Architects in this new world will be different. The laws of reality, including gravity, will not apply, giving rise to new possibilities. Thus, the definition of what constitutes a building will probably change, as well as our sense of who architects are.
We are architects who build projects that will last for decades and perhaps even longer. We work with light and shadow, we use gravity to our advantage, and we design places that are in harmony with nature. Creating a cohesive world out of context and utilizing the resources takes years to master. All of this will be of little use in the metaverse since the architects of the metaverse will be purely concerned with form. There might be a group of young people designing the metaverse who have never received a traditional architectural education.

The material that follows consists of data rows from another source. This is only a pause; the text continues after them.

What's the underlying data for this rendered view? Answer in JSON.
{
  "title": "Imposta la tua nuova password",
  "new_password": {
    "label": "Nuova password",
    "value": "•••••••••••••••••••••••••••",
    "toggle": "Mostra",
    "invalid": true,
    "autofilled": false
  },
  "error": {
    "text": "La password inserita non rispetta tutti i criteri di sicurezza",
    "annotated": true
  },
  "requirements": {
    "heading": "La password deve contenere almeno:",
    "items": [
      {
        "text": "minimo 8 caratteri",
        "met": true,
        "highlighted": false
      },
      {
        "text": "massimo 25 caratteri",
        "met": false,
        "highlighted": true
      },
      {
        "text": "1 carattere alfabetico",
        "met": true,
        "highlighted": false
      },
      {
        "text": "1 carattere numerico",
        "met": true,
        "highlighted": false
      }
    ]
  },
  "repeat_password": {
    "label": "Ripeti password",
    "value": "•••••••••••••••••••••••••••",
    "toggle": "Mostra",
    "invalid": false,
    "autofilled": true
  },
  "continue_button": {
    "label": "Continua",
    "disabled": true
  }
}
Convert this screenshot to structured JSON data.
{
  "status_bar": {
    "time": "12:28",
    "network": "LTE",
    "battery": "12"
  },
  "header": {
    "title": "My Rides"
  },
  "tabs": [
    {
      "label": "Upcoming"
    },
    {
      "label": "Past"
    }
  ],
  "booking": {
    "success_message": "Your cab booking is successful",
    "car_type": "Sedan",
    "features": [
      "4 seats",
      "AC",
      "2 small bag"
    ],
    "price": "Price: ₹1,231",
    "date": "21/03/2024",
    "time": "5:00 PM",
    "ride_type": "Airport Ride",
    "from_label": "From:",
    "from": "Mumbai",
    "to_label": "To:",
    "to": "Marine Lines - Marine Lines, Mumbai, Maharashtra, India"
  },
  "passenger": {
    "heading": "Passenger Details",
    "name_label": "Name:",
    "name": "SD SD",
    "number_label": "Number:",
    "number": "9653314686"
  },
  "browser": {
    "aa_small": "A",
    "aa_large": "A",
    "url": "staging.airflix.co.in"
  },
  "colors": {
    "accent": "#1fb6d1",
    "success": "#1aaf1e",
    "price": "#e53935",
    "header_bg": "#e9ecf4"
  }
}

We have been creating simulated buildings and 3D models on computers for some time now, and that’s something that we’ve been doing. The architects just need a shift in perspective to build in the metaverse. A critical point to note is that these 3D models were developed to serve as guides for the real-world. The 3D models were only a part of the overall process, not the final product. A further difference will be how we design our buildings. A city in the metaverse will not resemble the one we know today. A world where buildings will be explored as pure pieces of art.
In a metaverse, architectural aspects are going to change as the functions of buildings could change. The primary objective of architecture is to provide shelter and facilitate our daily activities.
A metaverse architect must integrate knowledge from multiple fields, including user interfaces, content, even game design. With the advent of the metaverse, the world of architecture is now open to a whole new group of professionals.
The future of architectural education in this virtual age must therefore go beyond just history and construction techniques. A new generation of architects will also need to be familiar with new technologies, such as 3D modelling and digital media.
It is expected that this decade is going to act as a transition period for the coming era of the metaverse. We can create virtual reality versions of buildings that preserve and recreate historic buildings; this process has been accelerated with the popularity of NFTs. So, we had heard about artwork being sold over NFTs. Some platforms have already begun selling virtual parcels of land that people can own, like Somnium Space and Decentraland.
People can participate in virtual worlds by exhibiting their artwork, walking with friends, visiting buildings, and participating in other different activities. Despite the platform’s infancy, this is certainly an interesting and profitable niche for designers. They can utilize their real-world design skills in the virtual world. For architects, the meta universe is a paradise far from the constraints of the real world, a land full of possibilities.
We are influenced by how things operate in the real world when we interpret how they might work in virtual space. As the physical and virtual domains become interconnected, architecture becomes of ever greater importance!
We are entering a new era of metaverse!
- FivD. 2022. Architect’s dive into the Metaverse – FivD. [online] Available at: <https://fivd.io/architects-dive-into-the-metaverse/> [Accessed 21 January 2022].
- ArchDaily. 2022. Architecting the Metaverse. [online] Available at: <https://www.archdaily.com/968905/architecting-the-metaverse#:~:text=For%20architects%2C%20the%20metaverse%20is,of%2Da%2Dkind%20assets.> [Accessed 21 January 2022].
- CoinYuppie: Bitcoin, Ethereum, Metaverse, NFT, DAO, DeFi, Dogecoin, Crypto News. 2022. How does an architect open the door to the Metaverse?. [online] Available at: <https://coinyuppie.com/how-does-an-architect-open-the-door-to-the-metaverse/> [Accessed 21 January 2022].